(In a piece of nice timing, the Labor Department yesterday issued an "economic news release" noting that 46 states show decreased unemployment since a year ago. Pennsylvania is among them: The rate fell from 8.5 percent in December 2010 to its current 7.6 percent.)
He delivered obligatory nods to fixing stuff like the tax code, education, infrastructure, immigration and energy policy, and did the thing about billionaire Warren Buffett paying a lower tax rate than his secretary.
This is all familiar ground, plowed before, and largely reliant on a recalcitrant Congress for action.
In fact, Obama said that many watching were thinking that nothing is going to get done because Washington is broken.
"Can you blame them for feeling a little cynical?" he asked.
No, sir, I cannot.
But then, this was all about the campaign.
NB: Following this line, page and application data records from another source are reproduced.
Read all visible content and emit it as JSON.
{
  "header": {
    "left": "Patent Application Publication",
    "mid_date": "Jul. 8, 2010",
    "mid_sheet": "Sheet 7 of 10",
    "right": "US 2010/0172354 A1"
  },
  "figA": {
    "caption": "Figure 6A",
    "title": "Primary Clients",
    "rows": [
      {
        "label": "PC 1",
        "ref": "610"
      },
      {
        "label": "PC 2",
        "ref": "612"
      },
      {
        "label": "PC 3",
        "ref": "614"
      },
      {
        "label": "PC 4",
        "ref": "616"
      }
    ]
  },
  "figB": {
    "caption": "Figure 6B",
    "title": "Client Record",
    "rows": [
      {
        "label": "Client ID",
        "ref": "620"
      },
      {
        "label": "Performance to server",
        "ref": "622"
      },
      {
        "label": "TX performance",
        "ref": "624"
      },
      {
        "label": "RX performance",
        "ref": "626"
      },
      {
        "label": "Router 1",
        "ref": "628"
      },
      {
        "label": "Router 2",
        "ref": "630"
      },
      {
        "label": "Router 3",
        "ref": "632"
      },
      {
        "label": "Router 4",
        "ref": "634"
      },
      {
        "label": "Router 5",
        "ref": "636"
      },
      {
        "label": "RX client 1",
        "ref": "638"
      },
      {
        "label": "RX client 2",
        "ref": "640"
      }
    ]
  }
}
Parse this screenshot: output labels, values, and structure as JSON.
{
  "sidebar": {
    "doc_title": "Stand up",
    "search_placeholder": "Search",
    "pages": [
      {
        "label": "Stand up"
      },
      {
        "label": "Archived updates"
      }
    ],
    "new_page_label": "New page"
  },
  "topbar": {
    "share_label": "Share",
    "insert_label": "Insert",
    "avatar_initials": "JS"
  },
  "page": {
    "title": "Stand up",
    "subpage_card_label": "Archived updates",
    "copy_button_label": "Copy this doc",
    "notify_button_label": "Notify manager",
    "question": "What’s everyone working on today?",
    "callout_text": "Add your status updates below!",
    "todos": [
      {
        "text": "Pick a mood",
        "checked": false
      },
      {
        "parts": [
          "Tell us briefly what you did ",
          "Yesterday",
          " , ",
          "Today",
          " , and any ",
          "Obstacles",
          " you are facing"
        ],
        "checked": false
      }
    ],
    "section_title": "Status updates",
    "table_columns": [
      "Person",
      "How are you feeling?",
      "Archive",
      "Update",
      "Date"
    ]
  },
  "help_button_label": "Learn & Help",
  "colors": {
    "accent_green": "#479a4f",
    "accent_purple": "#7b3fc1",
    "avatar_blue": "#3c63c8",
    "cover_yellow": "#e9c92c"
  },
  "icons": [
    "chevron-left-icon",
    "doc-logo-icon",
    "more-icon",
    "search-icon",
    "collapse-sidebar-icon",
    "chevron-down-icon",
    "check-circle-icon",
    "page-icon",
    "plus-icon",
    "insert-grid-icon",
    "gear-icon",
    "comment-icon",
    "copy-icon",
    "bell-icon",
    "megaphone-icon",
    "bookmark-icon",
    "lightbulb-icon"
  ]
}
There is, for the president, the following argument: Economy's improving; unemployment's dropping; there was no second Great Depression; killed bin Laden; ended a misguided war in Iraq.
Beyond that, it was just a speech. It won't get anybody a job. It won't allay a family's fears in what is still a stalled economy. It won't, if recent history is a guide, much bump the president's approval rating.
(Gallup has him at 44 percent; it was 48 percent a year ago.)
For me, it was another reason to revere Thomas Jefferson.
Although George Washington delivered spoken State of the Union messages, Jefferson did not. Said it too much resembled British monarchs issuing mandates to Parliament.
And, for you history buffs, while the Constitution requires that presidents "from time to time" give Congress information on the state of the union, more presidents did written reports than speeches - 24, actually (Jefferson through William Taft . . . oh, and Hoover).
I regret that the practice ended. Written reports don't get inane, robotic, repeated applause - like State of the Union (or campaign) speeches do.
For recent columns, go to
philly.com/JohnBaer. Read his blog at www.philly.com/ BaerGrowls.